Pilot schools are also using The Student Experience® Survey to capture feedback at the classroom level around four key themes—Hope, Engagement, Belonging, and Classroom Management—to provide educators with a more complete picture of what students need to succeed, now and in the future. 

Several Irish educators shared their observations and lessons learned from the trip, including insights from the classroom visits that revealed the potential impact of FIP on student learning. 

Alan Cravan, a teacher at St. Mary’s College in Dundalk, spoke about the power of FIP to offer a highly structured, whole-school approach to teaching and learning. “Despite the variety of lessons observed, I was aware of the conscious building of the lesson around the learning target and how this was reinforced to students orally by the teacher, but also through many visual clues,” he said. “The level of student ownership of learning could have a major impact on Irish education.”

“Student engagement was very high as a result of FIP in classrooms,” explainedIreland_LearningHub3 Evelyn Concannon, a deputy principal at St. Mary’s College. “Students were actively involved in assessing where they are in their own learning, and it was evident that students had a clear understanding of where they needed to go to improve.” 

Similarly, Pat Hanrahan, director of the Clare Education Centre, commented, “Pupils took more responsibility for their learning. This was especially evident in the high school environment. The teacher was truly ‘the guide on the side’ as opposed to ‘the fountain of knowledge.’” He added, “Formative assessment is not a new concept in Ireland, but it is underdeveloped and underutilized.”

Mary O’Callaghan, assistant principal at Borrisokane Community College, reported that since launching the pilot, her school has prioritized the sharing of learning intentions/targets and success criteria. “Student feedback from the sharing of learning intentions has been positive and enables them to have clarity on lesson progression and context. Students are also encouraged to set target grades and reflect in their progress so that we as teachers can put formative instructional practices in place to meet their needs.”

Dr. Pauline Logue from the Galway-Mayo Institute of Technology observed “the maturing effect that FIP has on learners as they gradually come to take responsibility for learning.” 

Clear learning targets were visible in all classrooms,” added Caroline Carr, a teacher at Presentation College in Athenry. 

Niall McVeigh from Cistercian College said good work is being done in Ireland, but it needs to be “defined and identifiable in the context of the learning needs of the student.” He observed the buy-in at all levels in Ohio schools that have successfully implemented FIP, including school leaders actively reinforcing the initiative with their staff. 
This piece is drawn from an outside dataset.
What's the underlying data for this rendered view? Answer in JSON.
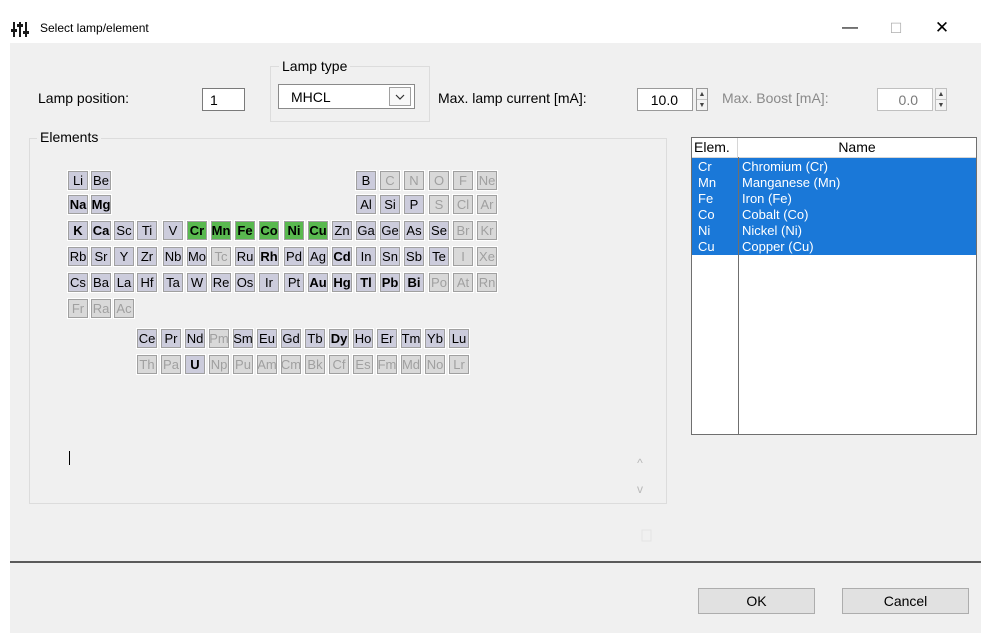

Noel Duggan, managing director of EEC Direct Ltd. in Ireland, also noticed how “through the use of FIP, critical thinking was strongly promoted.” He said seeing these practices in action in the classroom “relayed very clearly how the power of one teacher can make such a difference to student’s lives today and for their future.”

The visit by Irish educators helped establish an international network of educators who can engage and collaborate around effective implementation of FIP and The Student Experience® Survey to move education forward for students across the U.S. and Ireland.